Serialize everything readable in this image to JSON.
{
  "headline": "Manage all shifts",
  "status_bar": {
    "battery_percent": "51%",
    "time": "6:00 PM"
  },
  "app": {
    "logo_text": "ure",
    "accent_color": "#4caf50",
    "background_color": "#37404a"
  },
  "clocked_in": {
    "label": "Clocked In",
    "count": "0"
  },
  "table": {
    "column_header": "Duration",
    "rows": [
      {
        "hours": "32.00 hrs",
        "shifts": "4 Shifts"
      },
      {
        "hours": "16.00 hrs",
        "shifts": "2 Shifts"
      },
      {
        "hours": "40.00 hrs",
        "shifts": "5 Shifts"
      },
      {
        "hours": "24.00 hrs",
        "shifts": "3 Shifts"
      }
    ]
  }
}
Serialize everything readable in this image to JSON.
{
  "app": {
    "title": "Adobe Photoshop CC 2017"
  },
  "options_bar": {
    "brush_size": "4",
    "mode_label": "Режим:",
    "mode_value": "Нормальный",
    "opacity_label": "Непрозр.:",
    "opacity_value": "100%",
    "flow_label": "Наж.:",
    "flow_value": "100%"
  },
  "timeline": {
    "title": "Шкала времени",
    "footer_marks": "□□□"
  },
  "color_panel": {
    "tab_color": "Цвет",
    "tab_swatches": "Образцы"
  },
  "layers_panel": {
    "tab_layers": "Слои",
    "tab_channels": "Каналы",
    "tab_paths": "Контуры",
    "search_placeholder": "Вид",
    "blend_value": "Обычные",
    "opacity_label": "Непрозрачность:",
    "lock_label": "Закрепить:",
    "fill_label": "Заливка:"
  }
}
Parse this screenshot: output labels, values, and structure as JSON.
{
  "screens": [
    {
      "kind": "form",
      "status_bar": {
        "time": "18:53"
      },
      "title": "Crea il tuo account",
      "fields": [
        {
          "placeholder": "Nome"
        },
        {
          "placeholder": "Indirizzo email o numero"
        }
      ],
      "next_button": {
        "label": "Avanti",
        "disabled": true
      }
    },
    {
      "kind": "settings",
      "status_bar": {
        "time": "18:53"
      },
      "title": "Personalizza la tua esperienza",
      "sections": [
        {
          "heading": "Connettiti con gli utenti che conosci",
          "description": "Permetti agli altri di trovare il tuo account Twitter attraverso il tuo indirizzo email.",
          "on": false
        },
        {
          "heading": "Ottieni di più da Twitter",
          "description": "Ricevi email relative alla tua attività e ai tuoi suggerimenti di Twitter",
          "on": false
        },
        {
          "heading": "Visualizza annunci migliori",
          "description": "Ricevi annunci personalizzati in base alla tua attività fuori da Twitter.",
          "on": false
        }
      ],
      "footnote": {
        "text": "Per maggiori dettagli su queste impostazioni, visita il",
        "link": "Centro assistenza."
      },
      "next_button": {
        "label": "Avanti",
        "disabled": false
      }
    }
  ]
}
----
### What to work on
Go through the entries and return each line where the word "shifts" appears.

### Task answer
  "headline": "Manage all shifts",
        "shifts": "4 Shifts"
        "shifts": "2 Shifts"
        "shifts": "5 Shifts"
        "shifts": "3 Shifts"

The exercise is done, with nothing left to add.